Start of Record extracts

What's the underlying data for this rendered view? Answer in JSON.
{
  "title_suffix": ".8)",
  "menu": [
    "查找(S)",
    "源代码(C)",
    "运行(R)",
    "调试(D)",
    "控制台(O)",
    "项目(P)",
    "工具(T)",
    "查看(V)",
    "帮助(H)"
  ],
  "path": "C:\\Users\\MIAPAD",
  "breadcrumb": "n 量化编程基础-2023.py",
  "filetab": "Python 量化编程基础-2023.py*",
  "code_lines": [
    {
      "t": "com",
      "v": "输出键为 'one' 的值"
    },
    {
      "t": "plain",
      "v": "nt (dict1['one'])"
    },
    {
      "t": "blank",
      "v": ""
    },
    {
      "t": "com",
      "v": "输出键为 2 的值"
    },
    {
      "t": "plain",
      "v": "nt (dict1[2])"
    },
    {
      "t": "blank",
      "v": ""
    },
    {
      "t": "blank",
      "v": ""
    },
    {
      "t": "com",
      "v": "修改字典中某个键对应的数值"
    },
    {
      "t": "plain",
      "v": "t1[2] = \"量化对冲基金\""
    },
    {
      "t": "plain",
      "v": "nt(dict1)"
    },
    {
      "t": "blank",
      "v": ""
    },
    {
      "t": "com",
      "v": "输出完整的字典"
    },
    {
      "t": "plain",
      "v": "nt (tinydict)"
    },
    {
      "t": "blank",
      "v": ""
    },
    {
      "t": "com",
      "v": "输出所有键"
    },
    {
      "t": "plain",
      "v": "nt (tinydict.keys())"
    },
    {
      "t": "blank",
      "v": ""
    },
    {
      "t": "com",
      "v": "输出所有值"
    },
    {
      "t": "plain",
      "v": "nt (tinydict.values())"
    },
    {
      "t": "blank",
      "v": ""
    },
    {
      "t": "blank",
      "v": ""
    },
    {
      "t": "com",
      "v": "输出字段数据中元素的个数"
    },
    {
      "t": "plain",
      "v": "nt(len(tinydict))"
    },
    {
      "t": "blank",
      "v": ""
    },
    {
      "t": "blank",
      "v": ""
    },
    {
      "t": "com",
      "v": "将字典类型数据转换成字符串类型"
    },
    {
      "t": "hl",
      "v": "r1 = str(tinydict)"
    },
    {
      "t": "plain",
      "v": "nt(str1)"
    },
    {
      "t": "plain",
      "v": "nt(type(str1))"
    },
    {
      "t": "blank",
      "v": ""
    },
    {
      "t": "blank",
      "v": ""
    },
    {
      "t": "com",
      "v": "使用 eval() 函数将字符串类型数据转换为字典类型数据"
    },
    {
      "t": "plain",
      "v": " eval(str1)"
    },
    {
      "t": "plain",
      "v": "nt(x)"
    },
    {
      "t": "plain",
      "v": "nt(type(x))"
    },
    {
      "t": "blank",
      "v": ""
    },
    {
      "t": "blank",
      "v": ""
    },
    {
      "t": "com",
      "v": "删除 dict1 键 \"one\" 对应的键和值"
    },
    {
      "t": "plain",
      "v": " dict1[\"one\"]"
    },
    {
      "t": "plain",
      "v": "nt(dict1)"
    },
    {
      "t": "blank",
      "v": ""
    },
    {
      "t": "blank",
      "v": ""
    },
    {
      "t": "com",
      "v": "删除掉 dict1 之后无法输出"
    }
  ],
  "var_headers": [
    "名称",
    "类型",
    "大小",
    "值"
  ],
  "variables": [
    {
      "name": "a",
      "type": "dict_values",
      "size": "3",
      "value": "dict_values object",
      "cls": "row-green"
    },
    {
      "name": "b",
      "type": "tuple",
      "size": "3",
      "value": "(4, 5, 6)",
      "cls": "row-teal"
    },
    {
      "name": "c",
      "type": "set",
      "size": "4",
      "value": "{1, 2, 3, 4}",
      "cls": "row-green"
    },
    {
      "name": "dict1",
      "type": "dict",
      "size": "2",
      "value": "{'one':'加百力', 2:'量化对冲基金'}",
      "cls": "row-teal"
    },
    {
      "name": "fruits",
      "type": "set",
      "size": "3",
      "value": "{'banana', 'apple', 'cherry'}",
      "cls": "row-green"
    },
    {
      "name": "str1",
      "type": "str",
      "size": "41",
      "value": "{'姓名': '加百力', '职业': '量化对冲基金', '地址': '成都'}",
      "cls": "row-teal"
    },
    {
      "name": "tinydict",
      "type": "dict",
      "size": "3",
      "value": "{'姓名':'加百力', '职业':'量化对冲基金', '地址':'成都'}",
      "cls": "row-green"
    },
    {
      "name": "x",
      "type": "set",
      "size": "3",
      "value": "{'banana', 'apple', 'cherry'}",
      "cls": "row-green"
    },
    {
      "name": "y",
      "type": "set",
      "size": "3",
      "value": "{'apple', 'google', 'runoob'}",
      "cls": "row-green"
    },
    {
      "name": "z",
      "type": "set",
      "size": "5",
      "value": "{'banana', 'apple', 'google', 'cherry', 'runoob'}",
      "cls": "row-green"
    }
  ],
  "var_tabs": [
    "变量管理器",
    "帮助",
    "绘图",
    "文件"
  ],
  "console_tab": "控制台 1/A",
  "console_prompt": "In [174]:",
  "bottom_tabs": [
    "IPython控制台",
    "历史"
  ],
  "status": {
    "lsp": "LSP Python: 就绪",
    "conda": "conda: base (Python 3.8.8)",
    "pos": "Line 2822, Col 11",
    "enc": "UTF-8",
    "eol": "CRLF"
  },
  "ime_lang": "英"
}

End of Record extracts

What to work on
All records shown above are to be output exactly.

Solution for this task
What's the underlying data for this rendered view? Answer in JSON.
{
  "title_suffix": ".8)",
  "menu": [
    "查找(S)",
    "源代码(C)",
    "运行(R)",
    "调试(D)",
    "控制台(O)",
    "项目(P)",
    "工具(T)",
    "查看(V)",
    "帮助(H)"
  ],
  "path": "C:\\Users\\MIAPAD",
  "breadcrumb": "n 量化编程基础-2023.py",
  "filetab": "Python 量化编程基础-2023.py*",
  "code_lines": [
    {
      "t": "com",
      "v": "输出键为 'one' 的值"
    },
    {
      "t": "plain",
      "v": "nt (dict1['one'])"
    },
    {
      "t": "blank",
      "v": ""
    },
    {
      "t": "com",
      "v": "输出键为 2 的值"
    },
    {
      "t": "plain",
      "v": "nt (dict1[2])"
    },
    {
      "t": "blank",
      "v": ""
    },
    {
      "t": "blank",
      "v": ""
    },
    {
      "t": "com",
      "v": "修改字典中某个键对应的数值"
    },
    {
      "t": "plain",
      "v": "t1[2] = \"量化对冲基金\""
    },
    {
      "t": "plain",
      "v": "nt(dict1)"
    },
    {
      "t": "blank",
      "v": ""
    },
    {
      "t": "com",
      "v": "输出完整的字典"
    },
    {
      "t": "plain",
      "v": "nt (tinydict)"
    },
    {
      "t": "blank",
      "v": ""
    },
    {
      "t": "com",
      "v": "输出所有键"
    },
    {
      "t": "plain",
      "v": "nt (tinydict.keys())"
    },
    {
      "t": "blank",
      "v": ""
    },
    {
      "t": "com",
      "v": "输出所有值"
    },
    {
      "t": "plain",
      "v": "nt (tinydict.values())"
    },
    {
      "t": "blank",
      "v": ""
    },
    {
      "t": "blank",
      "v": ""
    },
    {
      "t": "com",
      "v": "输出字段数据中元素的个数"
    },
    {
      "t": "plain",
      "v": "nt(len(tinydict))"
    },
    {
      "t": "blank",
      "v": ""
    },
    {
      "t": "blank",
      "v": ""
    },
    {
      "t": "com",
      "v": "将字典类型数据转换成字符串类型"
    },
    {
      "t": "hl",
      "v": "r1 = str(tinydict)"
    },
    {
      "t": "plain",
      "v": "nt(str1)"
    },
    {
      "t": "plain",
      "v": "nt(type(str1))"
    },
    {
      "t": "blank",
      "v": ""
    },
    {
      "t": "blank",
      "v": ""
    },
    {
      "t": "com",
      "v": "使用 eval() 函数将字符串类型数据转换为字典类型数据"
    },
    {
      "t": "plain",
      "v": " eval(str1)"
    },
    {
      "t": "plain",
      "v": "nt(x)"
    },
    {
      "t": "plain",
      "v": "nt(type(x))"
    },
    {
      "t": "blank",
      "v": ""
    },
    {
      "t": "blank",
      "v": ""
    },
    {
      "t": "com",
      "v": "删除 dict1 键 \"one\" 对应的键和值"
    },
    {
      "t": "plain",
      "v": " dict1[\"one\"]"
    },
    {
      "t": "plain",
      "v": "nt(dict1)"
    },
    {
      "t": "blank",
      "v": ""
    },
    {
      "t": "blank",
      "v": ""
    },
    {
      "t": "com",
      "v": "删除掉 dict1 之后无法输出"
    }
  ],
  "var_headers": [
    "名称",
    "类型",
    "大小",
    "值"
  ],
  "variables": [
    {
      "name": "a",
      "type": "dict_values",
      "size": "3",
      "value": "dict_values object",
      "cls": "row-green"
    },
    {
      "name": "b",
      "type": "tuple",
      "size": "3",
      "value": "(4, 5, 6)",
      "cls": "row-teal"
    },
    {
      "name": "c",
      "type": "set",
      "size": "4",
      "value": "{1, 2, 3, 4}",
      "cls": "row-green"
    },
    {
      "name": "dict1",
      "type": "dict",
      "size": "2",
      "value": "{'one':'加百力', 2:'量化对冲基金'}",
      "cls": "row-teal"
    },
    {
      "name": "fruits",
      "type": "set",
      "size": "3",
      "value": "{'banana', 'apple', 'cherry'}",
      "cls": "row-green"
    },
    {
      "name": "str1",
      "type": "str",
      "size": "41",
      "value": "{'姓名': '加百力', '职业': '量化对冲基金', '地址': '成都'}",
      "cls": "row-teal"
    },
    {
      "name": "tinydict",
      "type": "dict",
      "size": "3",
      "value": "{'姓名':'加百力', '职业':'量化对冲基金', '地址':'成都'}",
      "cls": "row-green"
    },
    {
      "name": "x",
      "type": "set",
      "size": "3",
      "value": "{'banana', 'apple', 'cherry'}",
      "cls": "row-green"
    },
    {
      "name": "y",
      "type": "set",
      "size": "3",
      "value": "{'apple', 'google', 'runoob'}",
      "cls": "row-green"
    },
    {
      "name": "z",
      "type": "set",
      "size": "5",
      "value": "{'banana', 'apple', 'google', 'cherry', 'runoob'}",
      "cls": "row-green"
    }
  ],
  "var_tabs": [
    "变量管理器",
    "帮助",
    "绘图",
    "文件"
  ],
  "console_tab": "控制台 1/A",
  "console_prompt": "In [174]:",
  "bottom_tabs": [
    "IPython控制台",
    "历史"
  ],
  "status": {
    "lsp": "LSP Python: 就绪",
    "conda": "conda: base (Python 3.8.8)",
    "pos": "Line 2822, Col 11",
    "enc": "UTF-8",
    "eol": "CRLF"
  },
  "ime_lang": "英"
}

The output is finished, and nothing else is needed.